However, the balance sheet can be extremely beneficial to small business owners. It may help to think of your business’s balance sheet as a scorecard or report card that shows the status of your business’s finances at a given moment in time.
The balance sheet can do several valuable things for your business:
1. A balance sheet shows you the big picture.
When you’re running a business day today, it’s easy to get focused on whether cash is coming in or not, whether you can pay your bills, and if you’re making payroll. Balance sheets go beyond this short-term view to show your business’s progress over time. Owning plenty of property but having no cash on hand may be a symptom of profitability in the past without adequate planning for the future. Having plenty of cash but no tangible assets may reflect a short-term investment strategy. A balance sheet tells a story, and an attractive balance sheet reflects shrewd long-term decision-making.
2. A balance sheet helps you measure the value of your business.
You may not be planning to sell your business anytime soon but having an idea of its value (that is, the owners’ equity) can give you insight into your options for its future.
The balance sheet summarizes your company’s assets (what you own), your liabilities (what you owe), and equity (money invested into the business, plus profits). The balance sheet doesn’t show trends but instead shows the financial state of a company at a specific point in time
3. A balance sheet can serve as an early warning system.

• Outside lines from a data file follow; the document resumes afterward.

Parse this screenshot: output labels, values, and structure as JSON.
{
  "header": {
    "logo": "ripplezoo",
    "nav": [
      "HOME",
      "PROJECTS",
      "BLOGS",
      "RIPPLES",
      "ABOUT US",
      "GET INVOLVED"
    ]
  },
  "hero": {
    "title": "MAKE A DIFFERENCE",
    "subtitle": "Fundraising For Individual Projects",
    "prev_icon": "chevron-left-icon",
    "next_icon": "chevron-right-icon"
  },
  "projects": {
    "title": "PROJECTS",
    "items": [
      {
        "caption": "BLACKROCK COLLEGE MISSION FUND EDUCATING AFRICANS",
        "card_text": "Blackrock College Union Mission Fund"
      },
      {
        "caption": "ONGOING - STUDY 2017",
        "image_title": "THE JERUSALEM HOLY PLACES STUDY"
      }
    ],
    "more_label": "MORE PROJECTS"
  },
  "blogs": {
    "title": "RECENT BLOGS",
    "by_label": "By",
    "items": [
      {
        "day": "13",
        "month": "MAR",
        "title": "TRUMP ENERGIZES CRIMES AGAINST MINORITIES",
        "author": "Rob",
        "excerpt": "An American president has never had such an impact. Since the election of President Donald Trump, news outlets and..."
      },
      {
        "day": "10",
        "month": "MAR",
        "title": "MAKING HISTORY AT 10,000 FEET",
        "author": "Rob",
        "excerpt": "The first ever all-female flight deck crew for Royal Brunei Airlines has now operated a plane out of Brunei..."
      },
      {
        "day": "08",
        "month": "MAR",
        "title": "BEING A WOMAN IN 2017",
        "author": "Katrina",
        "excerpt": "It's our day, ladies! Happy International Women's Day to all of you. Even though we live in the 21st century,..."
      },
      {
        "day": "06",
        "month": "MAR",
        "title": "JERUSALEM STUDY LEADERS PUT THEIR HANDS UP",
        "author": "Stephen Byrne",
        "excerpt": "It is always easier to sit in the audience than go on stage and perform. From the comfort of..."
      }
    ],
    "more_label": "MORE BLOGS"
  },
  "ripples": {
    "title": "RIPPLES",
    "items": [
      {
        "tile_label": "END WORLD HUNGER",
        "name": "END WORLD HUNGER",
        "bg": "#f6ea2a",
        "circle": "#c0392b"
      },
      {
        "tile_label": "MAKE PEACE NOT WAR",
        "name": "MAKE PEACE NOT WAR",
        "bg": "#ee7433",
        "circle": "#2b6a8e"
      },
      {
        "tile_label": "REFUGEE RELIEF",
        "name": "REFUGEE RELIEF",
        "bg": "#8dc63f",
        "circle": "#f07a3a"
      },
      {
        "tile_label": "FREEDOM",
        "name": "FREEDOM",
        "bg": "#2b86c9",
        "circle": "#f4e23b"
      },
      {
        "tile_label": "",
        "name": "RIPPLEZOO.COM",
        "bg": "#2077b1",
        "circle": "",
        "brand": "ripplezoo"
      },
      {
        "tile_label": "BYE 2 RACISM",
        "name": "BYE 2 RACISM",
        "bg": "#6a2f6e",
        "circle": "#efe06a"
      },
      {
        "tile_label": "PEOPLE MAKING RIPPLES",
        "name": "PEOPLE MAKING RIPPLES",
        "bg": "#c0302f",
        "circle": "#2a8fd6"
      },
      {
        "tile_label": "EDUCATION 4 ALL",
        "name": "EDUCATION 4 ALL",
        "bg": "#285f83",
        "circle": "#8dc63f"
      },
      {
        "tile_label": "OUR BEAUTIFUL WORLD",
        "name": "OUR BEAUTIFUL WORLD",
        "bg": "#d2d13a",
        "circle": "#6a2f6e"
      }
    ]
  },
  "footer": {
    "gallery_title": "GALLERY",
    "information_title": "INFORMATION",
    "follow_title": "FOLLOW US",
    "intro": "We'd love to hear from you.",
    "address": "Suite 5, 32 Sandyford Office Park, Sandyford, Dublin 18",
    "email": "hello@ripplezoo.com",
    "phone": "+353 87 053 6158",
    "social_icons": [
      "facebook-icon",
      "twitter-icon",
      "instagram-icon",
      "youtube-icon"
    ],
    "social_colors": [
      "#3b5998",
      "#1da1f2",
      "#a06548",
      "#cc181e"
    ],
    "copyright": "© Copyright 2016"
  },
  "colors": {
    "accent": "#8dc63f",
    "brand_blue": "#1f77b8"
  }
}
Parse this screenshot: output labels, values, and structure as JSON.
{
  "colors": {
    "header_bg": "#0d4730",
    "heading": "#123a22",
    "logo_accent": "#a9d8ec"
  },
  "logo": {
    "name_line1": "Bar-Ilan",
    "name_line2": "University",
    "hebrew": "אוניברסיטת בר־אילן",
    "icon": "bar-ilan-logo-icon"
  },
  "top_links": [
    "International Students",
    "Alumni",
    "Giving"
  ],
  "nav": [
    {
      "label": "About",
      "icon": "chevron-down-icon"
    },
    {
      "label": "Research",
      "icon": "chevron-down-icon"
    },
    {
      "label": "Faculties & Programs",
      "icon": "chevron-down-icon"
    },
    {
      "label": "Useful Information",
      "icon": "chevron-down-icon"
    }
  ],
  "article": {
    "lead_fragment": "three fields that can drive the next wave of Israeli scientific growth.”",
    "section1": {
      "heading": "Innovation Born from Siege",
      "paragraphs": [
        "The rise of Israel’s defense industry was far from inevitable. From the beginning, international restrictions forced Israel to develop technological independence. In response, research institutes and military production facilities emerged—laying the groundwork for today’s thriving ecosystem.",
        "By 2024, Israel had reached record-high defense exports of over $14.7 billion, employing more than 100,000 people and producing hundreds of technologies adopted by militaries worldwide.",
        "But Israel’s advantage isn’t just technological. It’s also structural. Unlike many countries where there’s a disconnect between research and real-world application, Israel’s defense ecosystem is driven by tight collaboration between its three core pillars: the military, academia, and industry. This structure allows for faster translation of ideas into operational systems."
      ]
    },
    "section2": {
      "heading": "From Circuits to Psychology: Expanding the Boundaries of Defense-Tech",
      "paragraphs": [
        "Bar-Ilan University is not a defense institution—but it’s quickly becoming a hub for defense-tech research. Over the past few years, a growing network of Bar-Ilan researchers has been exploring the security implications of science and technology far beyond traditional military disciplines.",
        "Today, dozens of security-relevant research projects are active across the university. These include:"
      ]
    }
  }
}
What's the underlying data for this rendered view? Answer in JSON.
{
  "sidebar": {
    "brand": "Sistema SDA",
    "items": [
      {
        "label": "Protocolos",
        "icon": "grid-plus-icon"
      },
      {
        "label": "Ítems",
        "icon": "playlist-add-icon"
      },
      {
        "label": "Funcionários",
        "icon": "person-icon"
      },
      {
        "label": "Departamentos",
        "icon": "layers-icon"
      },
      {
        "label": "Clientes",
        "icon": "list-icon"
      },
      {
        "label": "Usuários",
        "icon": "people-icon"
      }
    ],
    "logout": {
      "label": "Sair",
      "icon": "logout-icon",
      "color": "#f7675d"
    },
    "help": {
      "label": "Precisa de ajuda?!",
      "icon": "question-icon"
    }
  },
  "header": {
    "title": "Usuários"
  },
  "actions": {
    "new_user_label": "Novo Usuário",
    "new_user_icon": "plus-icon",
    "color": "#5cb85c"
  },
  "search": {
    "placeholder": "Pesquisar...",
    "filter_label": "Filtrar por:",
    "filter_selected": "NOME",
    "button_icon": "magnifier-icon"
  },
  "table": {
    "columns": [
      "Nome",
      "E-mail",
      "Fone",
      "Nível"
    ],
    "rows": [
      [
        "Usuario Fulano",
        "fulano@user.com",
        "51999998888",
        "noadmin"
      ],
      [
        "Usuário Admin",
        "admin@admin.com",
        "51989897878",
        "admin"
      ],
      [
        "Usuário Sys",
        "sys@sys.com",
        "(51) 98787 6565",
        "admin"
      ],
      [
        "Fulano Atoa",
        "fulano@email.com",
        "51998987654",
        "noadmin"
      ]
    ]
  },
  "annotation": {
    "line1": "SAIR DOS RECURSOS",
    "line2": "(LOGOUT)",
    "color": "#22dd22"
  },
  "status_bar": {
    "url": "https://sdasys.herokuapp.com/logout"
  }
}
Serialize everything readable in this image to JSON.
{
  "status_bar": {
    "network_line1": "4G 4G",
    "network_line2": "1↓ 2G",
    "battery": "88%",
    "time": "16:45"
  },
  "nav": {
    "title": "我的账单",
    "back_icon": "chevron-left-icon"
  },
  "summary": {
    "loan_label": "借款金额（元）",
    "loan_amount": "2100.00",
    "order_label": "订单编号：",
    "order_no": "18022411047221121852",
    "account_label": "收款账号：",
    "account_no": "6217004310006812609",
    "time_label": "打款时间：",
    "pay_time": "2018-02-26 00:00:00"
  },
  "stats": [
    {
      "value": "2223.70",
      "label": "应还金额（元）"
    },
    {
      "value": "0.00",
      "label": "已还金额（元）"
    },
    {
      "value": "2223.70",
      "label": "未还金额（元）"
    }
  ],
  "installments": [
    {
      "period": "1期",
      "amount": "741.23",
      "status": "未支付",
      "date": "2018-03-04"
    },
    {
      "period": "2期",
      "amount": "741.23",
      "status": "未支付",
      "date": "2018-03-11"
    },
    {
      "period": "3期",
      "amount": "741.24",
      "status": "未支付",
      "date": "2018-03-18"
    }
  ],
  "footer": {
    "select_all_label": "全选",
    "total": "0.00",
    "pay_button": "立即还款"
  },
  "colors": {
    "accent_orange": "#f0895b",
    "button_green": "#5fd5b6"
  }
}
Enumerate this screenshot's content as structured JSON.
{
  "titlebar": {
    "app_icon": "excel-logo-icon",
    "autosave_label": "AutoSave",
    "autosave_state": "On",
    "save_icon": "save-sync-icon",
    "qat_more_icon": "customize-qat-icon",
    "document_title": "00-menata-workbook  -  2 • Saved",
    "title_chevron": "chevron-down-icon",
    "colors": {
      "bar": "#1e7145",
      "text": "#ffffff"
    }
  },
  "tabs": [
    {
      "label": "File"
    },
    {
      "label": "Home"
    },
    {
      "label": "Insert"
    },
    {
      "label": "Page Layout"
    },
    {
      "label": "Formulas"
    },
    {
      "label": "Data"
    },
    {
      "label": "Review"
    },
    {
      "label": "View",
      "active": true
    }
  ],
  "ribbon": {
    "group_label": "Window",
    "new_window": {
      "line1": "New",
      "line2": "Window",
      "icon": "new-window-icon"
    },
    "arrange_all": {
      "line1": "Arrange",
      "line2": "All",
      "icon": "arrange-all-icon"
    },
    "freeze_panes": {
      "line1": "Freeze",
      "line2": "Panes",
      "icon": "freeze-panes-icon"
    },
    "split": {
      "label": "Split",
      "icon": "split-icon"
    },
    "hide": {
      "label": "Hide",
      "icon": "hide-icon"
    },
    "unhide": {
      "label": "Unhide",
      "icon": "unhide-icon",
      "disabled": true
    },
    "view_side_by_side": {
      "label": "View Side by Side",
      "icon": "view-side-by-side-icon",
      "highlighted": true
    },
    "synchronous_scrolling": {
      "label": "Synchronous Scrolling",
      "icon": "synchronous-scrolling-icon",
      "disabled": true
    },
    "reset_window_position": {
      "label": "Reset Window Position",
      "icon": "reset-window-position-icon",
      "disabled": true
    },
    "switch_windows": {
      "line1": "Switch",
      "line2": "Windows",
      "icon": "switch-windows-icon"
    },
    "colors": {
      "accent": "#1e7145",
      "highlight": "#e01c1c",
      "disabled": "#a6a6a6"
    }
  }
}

Between the beginning and the end of the year, is your owners’ equity growing or shrinking? A well-run business should produce growing equity. If your business isn’t doing this, looking at the specific assets and liabilities on your balance sheet can help you find out why. For example, if most of your assets are inventory, that’s risky. Inventory that doesn’t sell quickly becomes a liability. Has your business calculated its gross profit margin? Do your current liabilities exceed your current assets? An outsourced accounting professional can help determine if your balance sheet displays red flags.
4. Help Investors Understand Your Business
The Balance sheet is also important because it lets banks know if your business qualifies for additional loans or credit. Balance sheets help current and potential investors better understand where their funding will go and what they can expect to receive in the future. Investors appreciate businesses with high cash assets, as this insinuates a company will grow and prosper. Without an up-to-date and accurate balance sheet, it is unlikely your company will be able to secure the proper funding.
5. You May Need it During Tax Preparation & Filing
For federal income tax purposes, only C corporations are required to complete a balance sheet as part of their annual return. This balance sheet compares items at the beginning of the year with items at the end of the year. The IRS wants to see that the balance sheet included with Form 1120 agrees with the corporation’s books and records. Small corporations—those with total receipts and total assets less than $250,000 at the end of the year—are not required to complete the balance sheet in the tax return.
Hire an Accountant to Prepare Your Financial Statements
Over time, a comparison of balance sheets can give a good picture of the financial health of a business. In conjunction with other financial statements, it forms the basis for a more sophisticated analysis of the business. An outsourced accounting professional can prepare all financial documents for your business and properly analyze them to provide useful business information to aid in decision making. Finding a proactive accountant could be the difference between profitability and just scraping by.
The Bottom Line:
It is important as a small business owner you know how important it is to make the most of every tool that’s available to run a better business. The balance sheet is actually a valuable tool for businesses of all sizes to monitor their progress and see how they’re doing. If you are unsure how to construct a balance sheet or interpret the numbers, it is best to hire an outsourced accounting professional to help your business use the numbers to your advantage.
Limitless Investment & Capital Outsourced Accounting Services
When it comes to running a business, information is power. Limitless Investment and Capital’s CPAs see the balance sheet as an important decision-making tool. Understanding the financial health of your business is critical to ensuring long-term success and driving profitability. Call us today to schedule a call regarding financial statement preparation for your business.